**THE DATA:**
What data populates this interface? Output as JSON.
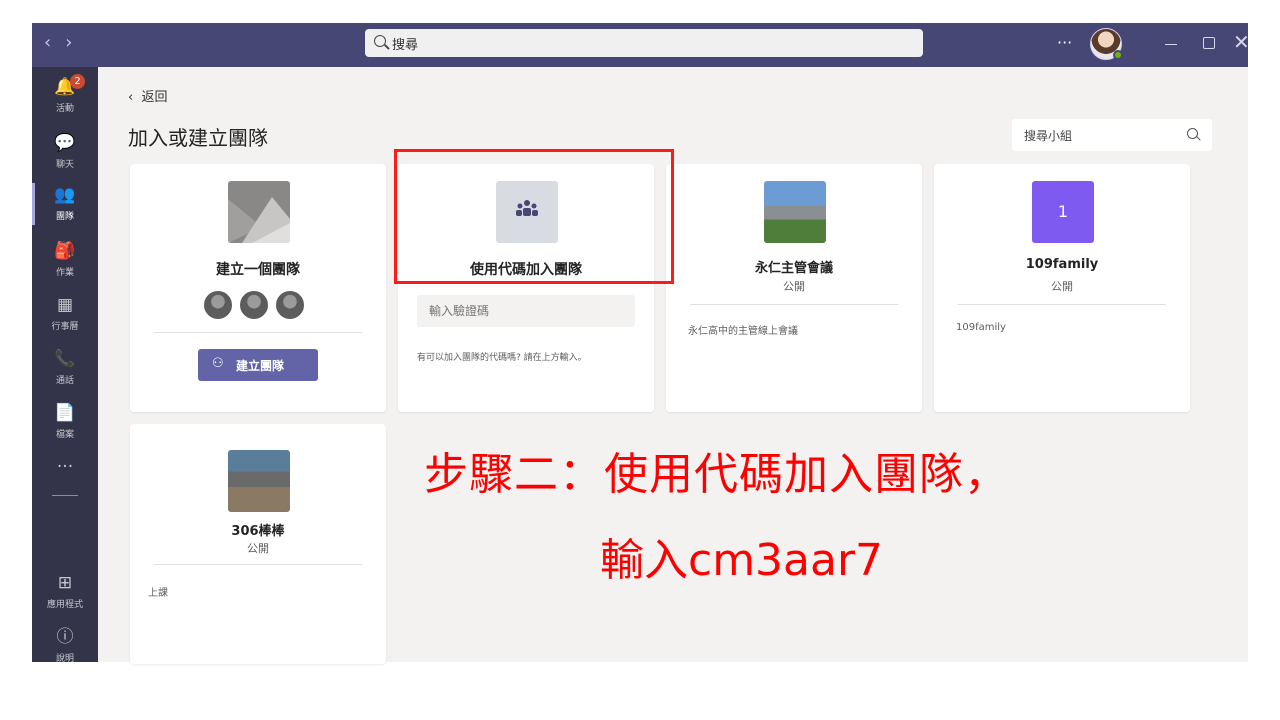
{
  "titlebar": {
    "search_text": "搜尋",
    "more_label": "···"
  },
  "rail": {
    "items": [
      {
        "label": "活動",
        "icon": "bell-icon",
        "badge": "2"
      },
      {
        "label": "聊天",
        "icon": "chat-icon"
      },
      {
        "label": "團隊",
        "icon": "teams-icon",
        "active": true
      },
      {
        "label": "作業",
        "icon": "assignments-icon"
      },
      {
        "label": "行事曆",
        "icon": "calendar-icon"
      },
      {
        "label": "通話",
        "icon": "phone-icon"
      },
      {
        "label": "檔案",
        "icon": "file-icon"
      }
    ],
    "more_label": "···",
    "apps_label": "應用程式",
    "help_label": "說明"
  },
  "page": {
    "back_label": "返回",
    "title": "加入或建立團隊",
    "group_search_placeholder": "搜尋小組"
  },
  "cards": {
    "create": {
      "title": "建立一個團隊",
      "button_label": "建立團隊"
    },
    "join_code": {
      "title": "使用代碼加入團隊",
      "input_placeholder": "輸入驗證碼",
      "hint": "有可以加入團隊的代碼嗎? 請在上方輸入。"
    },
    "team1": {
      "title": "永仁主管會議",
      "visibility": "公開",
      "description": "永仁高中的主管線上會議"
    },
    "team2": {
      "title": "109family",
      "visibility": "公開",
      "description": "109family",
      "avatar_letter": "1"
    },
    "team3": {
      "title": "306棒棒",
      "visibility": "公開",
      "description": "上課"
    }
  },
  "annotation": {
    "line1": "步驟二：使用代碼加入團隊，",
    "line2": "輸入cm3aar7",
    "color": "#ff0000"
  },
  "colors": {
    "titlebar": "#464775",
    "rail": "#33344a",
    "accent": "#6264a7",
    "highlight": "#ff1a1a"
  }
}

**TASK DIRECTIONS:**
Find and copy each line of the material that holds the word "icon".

**TASK SOLUTION:**
        "icon": "bell-icon",
        "icon": "chat-icon"
        "icon": "teams-icon",
        "icon": "assignments-icon"
        "icon": "calendar-icon"
        "icon": "phone-icon"
        "icon": "file-icon"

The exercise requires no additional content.